  36. Sobue T, Moriyama N, Kaneko M, Kusumoto M, Kobayashi T, Tsuchiya R, Kakinuma R, Ohmatsu H, Nagai K, Nishiyama H, Matsui E, Eguchi K (2002) Screening for lung cancer with low-dose helical computed tomography: anti-lung cancer association project. J Clin Oncol 20: 911–920

    Article  Google Scholar 

  37. Sone S, Takashima S, Li F, Yang Z, Honda T, Maruyama Y, Hasegawa M, Yamanda T, Kubo K, Hanamura K, Asakura K (1998) Mass screening for lung cancer with mobile spiral computed tomography scanner. Lancet 351: 1242–1245

    CAS  Article  Google Scholar 

  38. Spitz MR, Hong WK, Amos CI, Wu X, Schabath MB, Dong Q, Shete S, Etzel CJ (2007) A risk model for prediction of lung cancer. J Natl Cancer Inst 99: 715–726

    Article  Google Scholar 

  39. Stephenson SM, Mech KF, Sardi A (2005) Lung cancer screening with low-dose spiral computed tomography. Am Surg 71: 1015–1017

    CAS  PubMed  Google Scholar 

  40. Swensen SJ, Jett JR, Sloan JA, Midthun DE, Hartman TE, Sykes AM, Aughenbaugh GL, Zink FE, Hillman SL, Noetzel GR, Marks RS, Clayton AC, Pairolero PC (2002) Screening for lung cancer with low-dose spiral computed tomography. Am J Respir Crit Care Med 165: 508–513
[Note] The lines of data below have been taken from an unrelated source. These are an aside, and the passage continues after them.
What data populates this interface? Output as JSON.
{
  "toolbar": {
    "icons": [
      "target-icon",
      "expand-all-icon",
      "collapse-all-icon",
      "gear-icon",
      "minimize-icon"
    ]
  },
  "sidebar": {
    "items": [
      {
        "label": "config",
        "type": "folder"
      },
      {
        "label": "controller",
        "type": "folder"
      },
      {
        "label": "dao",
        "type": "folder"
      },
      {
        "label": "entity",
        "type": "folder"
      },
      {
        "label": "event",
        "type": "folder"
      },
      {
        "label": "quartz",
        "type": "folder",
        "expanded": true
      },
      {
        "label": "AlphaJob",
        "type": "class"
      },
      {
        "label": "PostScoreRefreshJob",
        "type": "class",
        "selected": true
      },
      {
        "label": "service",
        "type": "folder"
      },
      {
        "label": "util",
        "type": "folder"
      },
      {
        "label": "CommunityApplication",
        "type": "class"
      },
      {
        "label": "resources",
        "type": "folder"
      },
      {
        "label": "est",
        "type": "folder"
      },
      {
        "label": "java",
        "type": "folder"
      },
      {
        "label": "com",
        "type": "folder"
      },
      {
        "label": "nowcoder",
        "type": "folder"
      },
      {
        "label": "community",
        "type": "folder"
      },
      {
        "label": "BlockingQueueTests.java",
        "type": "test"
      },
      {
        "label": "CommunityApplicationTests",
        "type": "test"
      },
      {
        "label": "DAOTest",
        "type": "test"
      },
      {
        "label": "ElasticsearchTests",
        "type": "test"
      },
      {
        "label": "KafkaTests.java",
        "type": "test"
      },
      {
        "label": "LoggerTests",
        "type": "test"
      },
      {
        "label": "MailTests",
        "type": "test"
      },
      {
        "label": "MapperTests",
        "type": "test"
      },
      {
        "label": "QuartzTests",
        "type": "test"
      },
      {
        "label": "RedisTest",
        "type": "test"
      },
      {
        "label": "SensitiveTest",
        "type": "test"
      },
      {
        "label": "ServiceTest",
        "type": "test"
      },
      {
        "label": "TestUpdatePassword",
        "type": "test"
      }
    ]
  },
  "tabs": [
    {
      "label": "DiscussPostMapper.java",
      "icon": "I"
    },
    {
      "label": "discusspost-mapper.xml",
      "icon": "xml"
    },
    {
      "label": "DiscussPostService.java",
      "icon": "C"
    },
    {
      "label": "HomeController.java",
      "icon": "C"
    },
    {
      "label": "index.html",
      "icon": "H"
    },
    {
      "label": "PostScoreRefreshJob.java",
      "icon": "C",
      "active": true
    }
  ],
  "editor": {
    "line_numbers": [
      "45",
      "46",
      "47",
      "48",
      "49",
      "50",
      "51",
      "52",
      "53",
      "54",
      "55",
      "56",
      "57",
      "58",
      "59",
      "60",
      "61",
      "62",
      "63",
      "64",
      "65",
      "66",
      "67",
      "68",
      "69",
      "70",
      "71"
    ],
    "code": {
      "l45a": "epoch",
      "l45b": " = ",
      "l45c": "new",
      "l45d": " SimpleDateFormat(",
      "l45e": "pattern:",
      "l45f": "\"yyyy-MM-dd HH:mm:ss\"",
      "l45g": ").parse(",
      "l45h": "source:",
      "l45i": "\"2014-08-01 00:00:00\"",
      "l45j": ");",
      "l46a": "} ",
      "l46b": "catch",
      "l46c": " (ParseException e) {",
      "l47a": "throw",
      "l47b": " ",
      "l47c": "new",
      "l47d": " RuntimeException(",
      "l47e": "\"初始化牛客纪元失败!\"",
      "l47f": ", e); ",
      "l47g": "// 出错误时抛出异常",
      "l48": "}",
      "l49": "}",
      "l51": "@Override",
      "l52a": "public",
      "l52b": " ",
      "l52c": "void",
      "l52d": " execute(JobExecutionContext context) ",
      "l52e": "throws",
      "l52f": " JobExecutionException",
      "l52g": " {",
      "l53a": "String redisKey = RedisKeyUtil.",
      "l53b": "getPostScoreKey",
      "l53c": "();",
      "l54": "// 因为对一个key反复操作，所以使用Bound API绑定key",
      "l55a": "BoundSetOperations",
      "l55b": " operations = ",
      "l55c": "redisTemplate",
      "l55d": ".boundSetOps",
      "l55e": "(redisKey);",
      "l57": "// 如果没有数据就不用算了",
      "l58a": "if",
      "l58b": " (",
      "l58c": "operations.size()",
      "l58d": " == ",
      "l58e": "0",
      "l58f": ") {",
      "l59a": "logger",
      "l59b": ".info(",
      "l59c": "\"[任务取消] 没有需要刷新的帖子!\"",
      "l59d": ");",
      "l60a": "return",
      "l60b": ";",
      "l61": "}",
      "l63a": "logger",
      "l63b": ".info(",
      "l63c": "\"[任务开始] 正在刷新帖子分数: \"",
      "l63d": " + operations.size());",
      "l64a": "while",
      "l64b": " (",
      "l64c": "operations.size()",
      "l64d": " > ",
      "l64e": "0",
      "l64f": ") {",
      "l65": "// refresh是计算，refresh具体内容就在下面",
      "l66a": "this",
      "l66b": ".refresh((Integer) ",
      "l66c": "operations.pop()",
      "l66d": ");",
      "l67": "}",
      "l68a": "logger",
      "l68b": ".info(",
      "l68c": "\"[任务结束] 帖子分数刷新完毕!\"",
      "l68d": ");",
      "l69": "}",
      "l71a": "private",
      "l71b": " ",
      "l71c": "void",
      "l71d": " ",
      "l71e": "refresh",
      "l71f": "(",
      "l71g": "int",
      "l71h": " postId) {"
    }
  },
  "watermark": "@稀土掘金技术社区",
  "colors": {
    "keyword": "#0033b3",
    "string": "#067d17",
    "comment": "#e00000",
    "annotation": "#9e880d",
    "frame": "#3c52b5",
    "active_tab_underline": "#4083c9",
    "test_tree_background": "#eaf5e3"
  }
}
    Article  Google Scholar 

  41. Swensen SJ, Viggiano RW, Midthun DE, Muller NL, Sherrick A, Yamashita K, Naidich DP, Patz EF, Hartman TE, Muhm JR, Weaver AL (2000) Lung nodule enhancement at CT: multicenter study. Radiology 214: 73–80

    CAS  Article  Google Scholar 

  42. Tiitola M, Kivisaari L, Huuskonen MS, Mattson K, Koskinen H, Lehtola H, Zitting A, Vehmas T (2002) Computed tomography screening for lung cancer in asbestos-exposed workers. Lung Cancer 35: 17–22

    Article  Google Scholar 

  43. Twombly R (2007) Lung cancer screening debate continues despite international CT study results. J Natl Cancer Inst 99: 190–195

    Article  Google Scholar 

  44. van Iersel CA, de Koning HJ, Draisma G, Mali WP, Scholten ET, Nackaerts K, Prokop M, Habbema JD, Oudkerk M, van Klaveren RJ (2007) Risk-based selection from the general population in a screening trial: selection criteria, recruitment and power for the Dutch-Belgian randomised lung cancer multi-slice CT screening trial (NELSON). Int J Cancer 120: 868–874

    CAS  Article  Google Scholar 

  45. van Klaveren RJ, de Koning HJ, Mulshine J, Hirsch FR (2002) Lung cancer screening by spiral CT. What is the optimal target population for screening trials? Lung Cancer 38: 243–252

    Article  Google Scholar 

  46. Wald NJ, Hackshaw AK, Frost CD (1999) When can a risk factor be used as a worthwhile screening test? BMJ 319: 1562–1565

    CAS  Article  Google Scholar 

  47. Whynes DK (2008) Could CT screening for lung cancer ever be cost effective in the United Kingdom? Cost Eff Resour Alloc 6: 5

    Article  Google Scholar 

  48. Yau G, Lock M, Rodrigues G (2007) Systematic review of baseline low-dose CT lung cancer screening. Lung Cancer 58: 161–170

    Article  Google Scholar 

Download references


This work was supported by the Roy Castle Lung Cancer Foundation and CRUK.

Author information



Corresponding author

Correspondence to J K Field.

Rights and permissions

From twelve months after its original publication, this work is licensed under the Creative Commons Attribution-NonCommercial-Share Alike 3.0 Unported License. To view a copy of this license, visit

Reprints and Permissions

About this article

Cite this article

Field, J., Duffy, S. Lung cancer screening: the way forward. Br J Cancer 99, 557–562 (2008).

Download citation


  • lung cancer
  • screening
  • chest X-ray
  • CT screening
  • cost-effectiveness
  • risk modelling

Further reading


Quick links